▶ Records for the exercise

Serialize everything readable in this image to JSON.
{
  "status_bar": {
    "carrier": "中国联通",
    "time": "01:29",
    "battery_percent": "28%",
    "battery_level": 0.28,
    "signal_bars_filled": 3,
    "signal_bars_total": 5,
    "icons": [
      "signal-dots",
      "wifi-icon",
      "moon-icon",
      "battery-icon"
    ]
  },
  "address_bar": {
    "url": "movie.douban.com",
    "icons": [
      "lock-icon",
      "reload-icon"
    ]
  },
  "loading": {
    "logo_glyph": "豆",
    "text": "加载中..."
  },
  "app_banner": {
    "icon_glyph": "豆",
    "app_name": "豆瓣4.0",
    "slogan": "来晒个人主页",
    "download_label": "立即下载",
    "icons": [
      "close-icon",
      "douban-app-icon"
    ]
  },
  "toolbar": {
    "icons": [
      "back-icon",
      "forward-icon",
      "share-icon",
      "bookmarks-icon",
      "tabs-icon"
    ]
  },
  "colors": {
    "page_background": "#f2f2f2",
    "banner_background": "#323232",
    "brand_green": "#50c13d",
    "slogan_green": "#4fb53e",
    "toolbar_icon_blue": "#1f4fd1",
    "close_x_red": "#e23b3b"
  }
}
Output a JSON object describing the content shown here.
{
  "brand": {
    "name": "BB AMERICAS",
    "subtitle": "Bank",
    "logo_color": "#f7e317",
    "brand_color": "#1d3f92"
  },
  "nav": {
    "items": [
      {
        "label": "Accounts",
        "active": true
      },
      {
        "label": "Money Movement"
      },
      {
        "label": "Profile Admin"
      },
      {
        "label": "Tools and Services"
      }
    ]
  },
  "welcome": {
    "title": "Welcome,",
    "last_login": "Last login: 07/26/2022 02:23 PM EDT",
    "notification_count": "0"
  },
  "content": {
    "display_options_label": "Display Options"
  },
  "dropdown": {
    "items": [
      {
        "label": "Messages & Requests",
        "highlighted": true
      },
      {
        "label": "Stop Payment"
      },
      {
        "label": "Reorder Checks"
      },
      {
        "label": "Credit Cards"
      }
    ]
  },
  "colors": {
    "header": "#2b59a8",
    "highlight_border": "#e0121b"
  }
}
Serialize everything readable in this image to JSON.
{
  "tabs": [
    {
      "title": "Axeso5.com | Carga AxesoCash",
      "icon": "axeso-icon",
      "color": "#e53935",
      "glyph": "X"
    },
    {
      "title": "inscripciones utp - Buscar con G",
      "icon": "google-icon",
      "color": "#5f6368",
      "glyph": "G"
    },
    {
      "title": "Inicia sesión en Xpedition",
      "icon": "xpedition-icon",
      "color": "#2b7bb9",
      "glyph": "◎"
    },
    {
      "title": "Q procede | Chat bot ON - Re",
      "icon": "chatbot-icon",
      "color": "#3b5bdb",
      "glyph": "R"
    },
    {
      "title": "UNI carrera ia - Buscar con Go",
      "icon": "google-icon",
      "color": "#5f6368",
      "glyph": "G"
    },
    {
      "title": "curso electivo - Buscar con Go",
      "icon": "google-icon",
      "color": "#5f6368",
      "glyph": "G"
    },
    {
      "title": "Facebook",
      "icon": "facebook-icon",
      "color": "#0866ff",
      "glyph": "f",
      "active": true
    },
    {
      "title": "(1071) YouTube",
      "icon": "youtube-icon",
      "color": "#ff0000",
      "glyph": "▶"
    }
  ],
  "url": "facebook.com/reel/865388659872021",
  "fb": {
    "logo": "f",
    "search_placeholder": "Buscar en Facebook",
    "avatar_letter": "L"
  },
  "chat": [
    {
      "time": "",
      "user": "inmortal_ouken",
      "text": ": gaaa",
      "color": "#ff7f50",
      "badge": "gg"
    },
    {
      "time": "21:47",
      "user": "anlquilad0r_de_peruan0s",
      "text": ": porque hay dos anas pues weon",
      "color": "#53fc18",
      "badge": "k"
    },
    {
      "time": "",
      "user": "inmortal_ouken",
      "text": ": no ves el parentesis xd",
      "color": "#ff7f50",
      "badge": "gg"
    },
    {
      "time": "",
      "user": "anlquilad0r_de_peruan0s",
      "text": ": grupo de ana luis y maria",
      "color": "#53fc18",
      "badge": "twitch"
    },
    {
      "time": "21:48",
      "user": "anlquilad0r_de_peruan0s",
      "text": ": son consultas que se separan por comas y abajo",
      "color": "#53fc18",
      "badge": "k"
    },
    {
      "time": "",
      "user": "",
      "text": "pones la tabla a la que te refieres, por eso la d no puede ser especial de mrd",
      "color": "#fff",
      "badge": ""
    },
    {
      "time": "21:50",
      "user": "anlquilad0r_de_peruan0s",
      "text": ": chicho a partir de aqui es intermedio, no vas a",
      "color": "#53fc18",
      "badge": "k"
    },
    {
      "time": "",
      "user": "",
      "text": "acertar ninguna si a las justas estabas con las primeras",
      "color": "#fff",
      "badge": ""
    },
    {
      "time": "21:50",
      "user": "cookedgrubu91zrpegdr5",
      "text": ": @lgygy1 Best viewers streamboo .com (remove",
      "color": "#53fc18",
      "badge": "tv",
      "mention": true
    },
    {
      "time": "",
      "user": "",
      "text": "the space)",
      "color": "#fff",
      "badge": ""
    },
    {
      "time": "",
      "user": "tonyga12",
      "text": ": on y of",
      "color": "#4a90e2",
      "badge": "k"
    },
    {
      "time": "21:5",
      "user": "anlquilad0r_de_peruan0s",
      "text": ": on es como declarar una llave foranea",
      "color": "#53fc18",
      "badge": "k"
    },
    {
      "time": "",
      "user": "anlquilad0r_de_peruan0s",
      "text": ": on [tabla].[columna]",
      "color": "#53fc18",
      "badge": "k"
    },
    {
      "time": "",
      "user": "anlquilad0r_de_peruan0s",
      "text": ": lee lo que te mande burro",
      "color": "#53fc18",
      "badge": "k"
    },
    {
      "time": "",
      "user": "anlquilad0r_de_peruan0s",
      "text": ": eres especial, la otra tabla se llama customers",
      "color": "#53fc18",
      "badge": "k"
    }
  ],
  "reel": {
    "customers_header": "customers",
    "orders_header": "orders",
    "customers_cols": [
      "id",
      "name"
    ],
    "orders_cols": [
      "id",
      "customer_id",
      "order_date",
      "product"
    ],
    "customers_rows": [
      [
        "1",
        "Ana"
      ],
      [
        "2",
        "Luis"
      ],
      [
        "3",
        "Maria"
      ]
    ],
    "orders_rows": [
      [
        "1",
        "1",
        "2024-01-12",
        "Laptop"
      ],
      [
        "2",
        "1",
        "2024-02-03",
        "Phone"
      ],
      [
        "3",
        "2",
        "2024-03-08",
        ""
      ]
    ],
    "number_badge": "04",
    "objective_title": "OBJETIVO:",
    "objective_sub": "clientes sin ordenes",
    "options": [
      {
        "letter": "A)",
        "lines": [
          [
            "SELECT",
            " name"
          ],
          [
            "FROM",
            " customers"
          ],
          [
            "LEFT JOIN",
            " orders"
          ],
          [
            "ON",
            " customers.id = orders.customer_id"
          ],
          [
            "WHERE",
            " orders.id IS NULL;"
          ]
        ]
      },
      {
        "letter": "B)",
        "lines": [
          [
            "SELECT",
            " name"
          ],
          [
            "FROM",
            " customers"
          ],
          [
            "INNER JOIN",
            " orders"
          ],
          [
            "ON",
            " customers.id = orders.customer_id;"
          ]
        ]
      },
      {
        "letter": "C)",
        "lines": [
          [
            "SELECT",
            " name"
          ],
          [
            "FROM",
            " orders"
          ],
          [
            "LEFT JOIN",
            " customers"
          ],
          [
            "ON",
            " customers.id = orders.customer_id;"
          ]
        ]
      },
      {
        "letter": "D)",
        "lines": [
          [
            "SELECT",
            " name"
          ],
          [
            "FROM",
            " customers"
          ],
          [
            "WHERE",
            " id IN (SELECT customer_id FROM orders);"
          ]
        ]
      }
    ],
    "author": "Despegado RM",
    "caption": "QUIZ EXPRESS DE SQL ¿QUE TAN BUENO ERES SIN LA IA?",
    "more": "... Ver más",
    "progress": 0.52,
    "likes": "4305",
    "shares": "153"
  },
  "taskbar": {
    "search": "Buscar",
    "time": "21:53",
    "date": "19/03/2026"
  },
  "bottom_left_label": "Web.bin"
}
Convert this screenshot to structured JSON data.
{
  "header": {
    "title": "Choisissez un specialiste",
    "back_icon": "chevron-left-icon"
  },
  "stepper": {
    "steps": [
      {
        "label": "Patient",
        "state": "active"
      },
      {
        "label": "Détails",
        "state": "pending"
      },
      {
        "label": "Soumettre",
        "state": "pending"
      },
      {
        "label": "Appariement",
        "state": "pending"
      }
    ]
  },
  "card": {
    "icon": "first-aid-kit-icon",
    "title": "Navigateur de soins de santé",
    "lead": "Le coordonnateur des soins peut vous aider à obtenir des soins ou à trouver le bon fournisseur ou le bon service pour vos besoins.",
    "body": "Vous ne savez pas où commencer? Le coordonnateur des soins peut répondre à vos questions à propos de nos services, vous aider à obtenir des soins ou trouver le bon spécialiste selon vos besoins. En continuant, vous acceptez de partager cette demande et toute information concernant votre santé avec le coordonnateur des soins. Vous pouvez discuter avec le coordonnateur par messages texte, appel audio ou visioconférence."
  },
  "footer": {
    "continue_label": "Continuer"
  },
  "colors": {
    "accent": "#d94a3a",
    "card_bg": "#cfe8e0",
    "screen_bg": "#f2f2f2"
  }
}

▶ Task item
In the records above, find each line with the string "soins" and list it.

▶ Finished exercise
    "title": "Navigateur de soins de santé",
    "lead": "Le coordonnateur des soins peut vous aider à obtenir des soins ou à trouver le bon fournisseur ou le bon service pour vos besoins.",
    "body": "Vous ne savez pas où commencer? Le coordonnateur des soins peut répondre à vos questions à propos de nos services, vous aider à obtenir des soins ou trouver le bon spécialiste selon vos besoins. En continuant, vous acceptez de partager cette demande et toute information concernant votre santé avec le coordonnateur des soins. Vous pouvez discuter avec le coordonnateur par messages texte, appel audio ou visioconférence."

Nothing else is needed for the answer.